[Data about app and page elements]

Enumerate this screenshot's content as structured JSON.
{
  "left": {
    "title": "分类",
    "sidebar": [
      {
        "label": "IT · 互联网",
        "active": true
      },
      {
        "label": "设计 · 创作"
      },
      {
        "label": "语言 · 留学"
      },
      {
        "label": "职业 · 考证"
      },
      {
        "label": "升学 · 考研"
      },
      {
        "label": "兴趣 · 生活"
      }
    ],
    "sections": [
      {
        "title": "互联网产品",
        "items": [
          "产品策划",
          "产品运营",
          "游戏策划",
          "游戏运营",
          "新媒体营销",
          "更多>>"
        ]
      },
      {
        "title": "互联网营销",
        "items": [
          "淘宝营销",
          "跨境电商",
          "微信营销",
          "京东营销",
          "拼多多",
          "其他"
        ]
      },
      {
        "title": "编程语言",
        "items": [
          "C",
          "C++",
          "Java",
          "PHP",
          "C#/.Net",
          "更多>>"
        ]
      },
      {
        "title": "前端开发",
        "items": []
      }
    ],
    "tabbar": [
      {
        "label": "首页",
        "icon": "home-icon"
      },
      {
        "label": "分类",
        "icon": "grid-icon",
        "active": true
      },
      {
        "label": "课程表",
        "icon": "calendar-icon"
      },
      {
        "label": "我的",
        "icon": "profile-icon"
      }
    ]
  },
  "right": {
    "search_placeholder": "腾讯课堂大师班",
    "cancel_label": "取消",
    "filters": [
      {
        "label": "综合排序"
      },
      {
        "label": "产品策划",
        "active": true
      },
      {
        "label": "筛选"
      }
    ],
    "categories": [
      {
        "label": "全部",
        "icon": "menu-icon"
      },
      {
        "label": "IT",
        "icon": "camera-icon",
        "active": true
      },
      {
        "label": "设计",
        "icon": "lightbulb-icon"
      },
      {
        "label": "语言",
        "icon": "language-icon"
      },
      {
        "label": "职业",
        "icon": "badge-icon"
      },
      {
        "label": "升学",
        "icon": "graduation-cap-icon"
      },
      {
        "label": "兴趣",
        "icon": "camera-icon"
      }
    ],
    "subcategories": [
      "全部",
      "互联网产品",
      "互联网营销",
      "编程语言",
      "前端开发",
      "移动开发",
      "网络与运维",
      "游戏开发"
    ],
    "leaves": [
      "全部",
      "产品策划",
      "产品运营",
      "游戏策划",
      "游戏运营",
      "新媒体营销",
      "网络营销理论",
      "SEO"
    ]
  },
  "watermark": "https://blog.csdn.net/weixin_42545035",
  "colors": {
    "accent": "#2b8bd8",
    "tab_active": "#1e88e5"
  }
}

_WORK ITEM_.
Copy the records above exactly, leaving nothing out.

_EXERCISE SOLUTION_.
Enumerate this screenshot's content as structured JSON.
{
  "left": {
    "title": "分类",
    "sidebar": [
      {
        "label": "IT · 互联网",
        "active": true
      },
      {
        "label": "设计 · 创作"
      },
      {
        "label": "语言 · 留学"
      },
      {
        "label": "职业 · 考证"
      },
      {
        "label": "升学 · 考研"
      },
      {
        "label": "兴趣 · 生活"
      }
    ],
    "sections": [
      {
        "title": "互联网产品",
        "items": [
          "产品策划",
          "产品运营",
          "游戏策划",
          "游戏运营",
          "新媒体营销",
          "更多>>"
        ]
      },
      {
        "title": "互联网营销",
        "items": [
          "淘宝营销",
          "跨境电商",
          "微信营销",
          "京东营销",
          "拼多多",
          "其他"
        ]
      },
      {
        "title": "编程语言",
        "items": [
          "C",
          "C++",
          "Java",
          "PHP",
          "C#/.Net",
          "更多>>"
        ]
      },
      {
        "title": "前端开发",
        "items": []
      }
    ],
    "tabbar": [
      {
        "label": "首页",
        "icon": "home-icon"
      },
      {
        "label": "分类",
        "icon": "grid-icon",
        "active": true
      },
      {
        "label": "课程表",
        "icon": "calendar-icon"
      },
      {
        "label": "我的",
        "icon": "profile-icon"
      }
    ]
  },
  "right": {
    "search_placeholder": "腾讯课堂大师班",
    "cancel_label": "取消",
    "filters": [
      {
        "label": "综合排序"
      },
      {
        "label": "产品策划",
        "active": true
      },
      {
        "label": "筛选"
      }
    ],
    "categories": [
      {
        "label": "全部",
        "icon": "menu-icon"
      },
      {
        "label": "IT",
        "icon": "camera-icon",
        "active": true
      },
      {
        "label": "设计",
        "icon": "lightbulb-icon"
      },
      {
        "label": "语言",
        "icon": "language-icon"
      },
      {
        "label": "职业",
        "icon": "badge-icon"
      },
      {
        "label": "升学",
        "icon": "graduation-cap-icon"
      },
      {
        "label": "兴趣",
        "icon": "camera-icon"
      }
    ],
    "subcategories": [
      "全部",
      "互联网产品",
      "互联网营销",
      "编程语言",
      "前端开发",
      "移动开发",
      "网络与运维",
      "游戏开发"
    ],
    "leaves": [
      "全部",
      "产品策划",
      "产品运营",
      "游戏策划",
      "游戏运营",
      "新媒体营销",
      "网络营销理论",
      "SEO"
    ]
  },
  "watermark": "https://blog.csdn.net/weixin_42545035",
  "colors": {
    "accent": "#2b8bd8",
    "tab_active": "#1e88e5"
  }
}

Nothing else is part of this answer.